  • In-N-Out Burger: A Behind-the-Counter Look at the Fast-Food Chain That Breaks All the Rules
  • Swindled: From Poison Sweets to Counterfeit Coffee—The Dark History of the Food Cheats
  • Closing the Food Gap: Resetting the Table in the Land of Plenty
  • The Profitable Hobby Farm, How to Build a Sustainable Local Foods Business
  • Deeply Rooted: Unconventional Farmers in the Age of Agribusiness
  • Diet for a Hot Planet: The Climate Crisis at the End of Your Fork and What You Can Do about It
  • The End of Food: How the Food Industry Is Destroying Our Food Supply--And What You Can Do about It
  • Everything I Want to Do is Illegal: War Stories from the Local Food Front
  • Animal Factory: The Looming Threat of Industrial Pig, Dairy, and Poultry Farms to Humans and the Environment
  • Pet Food Politics: The Chihuahua in the Coal Mine
  • Organic, Inc.: Natural Foods and How They Grew
  • Curry: A Tale of Cooks and Conquerors
Catherine Friend had what she calls a "boring" childhood, but she says that boring was just fine -- because it gave her more time to read. She read so much her parents had to set a "no-reading-at-the dinner-table" rule. She was slightly shy as a child, but enjoyed playing Beauty Parlor with her sister, taking family trips, and watching STAR TREK and TIME TUNNEL.

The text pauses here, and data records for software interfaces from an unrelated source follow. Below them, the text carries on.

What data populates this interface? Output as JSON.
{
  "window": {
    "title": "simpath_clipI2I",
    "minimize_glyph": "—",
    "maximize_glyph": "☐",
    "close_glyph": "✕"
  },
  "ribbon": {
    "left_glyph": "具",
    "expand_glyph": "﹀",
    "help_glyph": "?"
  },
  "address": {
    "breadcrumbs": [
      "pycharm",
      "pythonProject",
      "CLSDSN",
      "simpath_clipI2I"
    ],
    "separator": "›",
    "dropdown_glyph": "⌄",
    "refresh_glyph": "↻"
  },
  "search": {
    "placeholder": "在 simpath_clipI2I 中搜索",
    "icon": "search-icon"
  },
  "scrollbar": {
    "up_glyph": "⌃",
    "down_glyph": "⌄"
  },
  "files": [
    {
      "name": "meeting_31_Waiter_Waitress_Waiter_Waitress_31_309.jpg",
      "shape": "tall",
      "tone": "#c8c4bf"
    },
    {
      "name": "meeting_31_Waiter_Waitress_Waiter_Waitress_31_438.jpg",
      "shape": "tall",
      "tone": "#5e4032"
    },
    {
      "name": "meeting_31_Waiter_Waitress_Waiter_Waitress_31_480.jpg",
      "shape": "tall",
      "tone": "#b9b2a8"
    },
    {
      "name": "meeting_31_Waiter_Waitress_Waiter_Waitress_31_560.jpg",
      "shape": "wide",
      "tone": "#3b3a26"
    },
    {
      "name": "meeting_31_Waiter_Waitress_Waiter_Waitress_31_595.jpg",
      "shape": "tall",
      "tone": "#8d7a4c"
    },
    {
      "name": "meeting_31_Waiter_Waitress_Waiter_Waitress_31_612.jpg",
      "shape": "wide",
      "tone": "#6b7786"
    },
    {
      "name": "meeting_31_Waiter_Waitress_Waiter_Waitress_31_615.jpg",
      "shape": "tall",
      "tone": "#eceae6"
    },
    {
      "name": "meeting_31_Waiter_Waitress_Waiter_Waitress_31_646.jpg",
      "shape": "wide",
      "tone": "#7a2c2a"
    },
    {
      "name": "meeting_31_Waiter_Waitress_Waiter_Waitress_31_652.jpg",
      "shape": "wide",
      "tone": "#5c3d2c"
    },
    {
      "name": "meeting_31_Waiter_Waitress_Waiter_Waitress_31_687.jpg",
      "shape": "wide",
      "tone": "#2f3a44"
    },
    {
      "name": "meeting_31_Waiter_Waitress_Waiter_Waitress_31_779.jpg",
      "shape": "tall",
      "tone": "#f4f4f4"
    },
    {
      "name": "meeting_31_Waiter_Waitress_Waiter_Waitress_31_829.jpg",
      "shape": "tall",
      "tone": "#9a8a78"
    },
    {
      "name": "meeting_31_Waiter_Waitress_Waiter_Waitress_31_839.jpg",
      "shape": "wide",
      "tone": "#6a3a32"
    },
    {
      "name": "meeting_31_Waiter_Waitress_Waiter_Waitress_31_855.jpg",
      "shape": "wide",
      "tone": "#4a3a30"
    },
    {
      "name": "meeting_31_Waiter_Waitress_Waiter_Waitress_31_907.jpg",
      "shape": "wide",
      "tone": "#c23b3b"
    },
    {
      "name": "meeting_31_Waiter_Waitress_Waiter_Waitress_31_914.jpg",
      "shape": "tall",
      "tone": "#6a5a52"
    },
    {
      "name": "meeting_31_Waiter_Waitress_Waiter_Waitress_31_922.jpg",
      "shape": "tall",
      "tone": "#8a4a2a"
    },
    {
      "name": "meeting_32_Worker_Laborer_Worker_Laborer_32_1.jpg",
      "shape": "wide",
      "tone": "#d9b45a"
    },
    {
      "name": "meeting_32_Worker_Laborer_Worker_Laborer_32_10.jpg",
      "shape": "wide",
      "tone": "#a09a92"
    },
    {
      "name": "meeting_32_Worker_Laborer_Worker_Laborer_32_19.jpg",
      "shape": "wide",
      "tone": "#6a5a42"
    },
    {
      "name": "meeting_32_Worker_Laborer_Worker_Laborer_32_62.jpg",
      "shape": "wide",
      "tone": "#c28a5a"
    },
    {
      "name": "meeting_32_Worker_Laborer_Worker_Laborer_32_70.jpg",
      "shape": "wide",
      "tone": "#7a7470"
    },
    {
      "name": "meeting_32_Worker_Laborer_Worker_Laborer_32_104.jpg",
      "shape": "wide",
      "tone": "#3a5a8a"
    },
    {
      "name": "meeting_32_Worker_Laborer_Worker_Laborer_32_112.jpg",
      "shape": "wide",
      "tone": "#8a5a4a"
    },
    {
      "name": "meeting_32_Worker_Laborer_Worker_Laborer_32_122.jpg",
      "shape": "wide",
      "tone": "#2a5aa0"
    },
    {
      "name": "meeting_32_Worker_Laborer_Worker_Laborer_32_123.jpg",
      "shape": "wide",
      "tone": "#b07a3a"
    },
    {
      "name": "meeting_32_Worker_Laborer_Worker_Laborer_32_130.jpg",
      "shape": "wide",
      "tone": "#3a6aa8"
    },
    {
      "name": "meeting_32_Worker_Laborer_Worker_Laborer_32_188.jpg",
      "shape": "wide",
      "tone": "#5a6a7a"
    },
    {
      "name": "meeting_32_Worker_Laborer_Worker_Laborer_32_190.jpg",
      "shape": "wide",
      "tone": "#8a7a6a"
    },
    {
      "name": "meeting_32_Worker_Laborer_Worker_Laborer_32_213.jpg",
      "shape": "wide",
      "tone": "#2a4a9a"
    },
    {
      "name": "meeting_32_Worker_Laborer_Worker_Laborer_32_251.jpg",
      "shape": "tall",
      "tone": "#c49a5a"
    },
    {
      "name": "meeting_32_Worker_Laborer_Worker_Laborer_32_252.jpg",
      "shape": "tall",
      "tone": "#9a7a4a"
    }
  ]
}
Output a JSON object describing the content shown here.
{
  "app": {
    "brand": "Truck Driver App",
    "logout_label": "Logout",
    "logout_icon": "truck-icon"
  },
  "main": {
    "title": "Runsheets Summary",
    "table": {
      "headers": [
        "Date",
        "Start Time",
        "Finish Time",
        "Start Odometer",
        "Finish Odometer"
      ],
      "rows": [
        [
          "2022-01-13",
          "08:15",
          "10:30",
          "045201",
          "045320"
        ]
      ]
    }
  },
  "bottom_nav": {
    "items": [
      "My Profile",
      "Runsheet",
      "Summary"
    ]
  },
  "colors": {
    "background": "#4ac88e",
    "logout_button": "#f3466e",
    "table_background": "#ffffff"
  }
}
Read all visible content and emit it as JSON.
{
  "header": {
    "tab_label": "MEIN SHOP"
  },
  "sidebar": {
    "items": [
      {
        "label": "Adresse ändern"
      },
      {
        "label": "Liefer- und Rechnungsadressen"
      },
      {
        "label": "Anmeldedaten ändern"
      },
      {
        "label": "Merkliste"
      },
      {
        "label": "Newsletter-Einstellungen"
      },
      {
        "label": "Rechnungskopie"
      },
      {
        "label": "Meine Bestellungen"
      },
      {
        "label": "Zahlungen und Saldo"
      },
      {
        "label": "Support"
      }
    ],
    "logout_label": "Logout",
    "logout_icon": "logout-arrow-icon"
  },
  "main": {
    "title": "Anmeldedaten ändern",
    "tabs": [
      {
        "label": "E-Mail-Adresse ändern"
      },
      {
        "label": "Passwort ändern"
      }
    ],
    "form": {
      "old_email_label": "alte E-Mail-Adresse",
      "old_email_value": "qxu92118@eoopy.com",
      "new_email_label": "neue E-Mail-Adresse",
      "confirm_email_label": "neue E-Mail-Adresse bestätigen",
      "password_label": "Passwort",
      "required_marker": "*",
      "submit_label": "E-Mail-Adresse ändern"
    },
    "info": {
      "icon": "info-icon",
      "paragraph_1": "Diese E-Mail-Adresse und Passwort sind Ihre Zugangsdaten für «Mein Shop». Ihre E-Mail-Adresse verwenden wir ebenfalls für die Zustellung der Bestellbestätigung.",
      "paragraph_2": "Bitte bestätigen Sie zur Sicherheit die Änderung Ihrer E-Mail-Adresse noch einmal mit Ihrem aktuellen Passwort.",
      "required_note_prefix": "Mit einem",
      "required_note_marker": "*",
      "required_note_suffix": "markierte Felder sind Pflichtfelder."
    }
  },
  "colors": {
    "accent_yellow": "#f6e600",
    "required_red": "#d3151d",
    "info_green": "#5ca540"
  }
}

She studied Economics, but because...more
More about Catherine Friend...
Hit by a Farm: How I Learned to Stop Worrying and Love the Barn Sheepish: Two Women, Fifty Sheep, and Enough Wool to Save the Planet The Perfect Nest The Spanish Pearl A Pirate's Heart

Share This Book

“Would it really be so bad if you slowed your life down even a teensy bit? If you took charge of the ingredients of your food instead of letting corporations stuff you and your family, like baby birds, full of sugar, corn products, chemicals, and meat from really, really unhappy animals?” 13 likes
“If we are going to start calling industrial corn sustainable, then we might as well say that petroleum is a renewable resource if you're willing to wait long enough.” 7 likes
More quotes…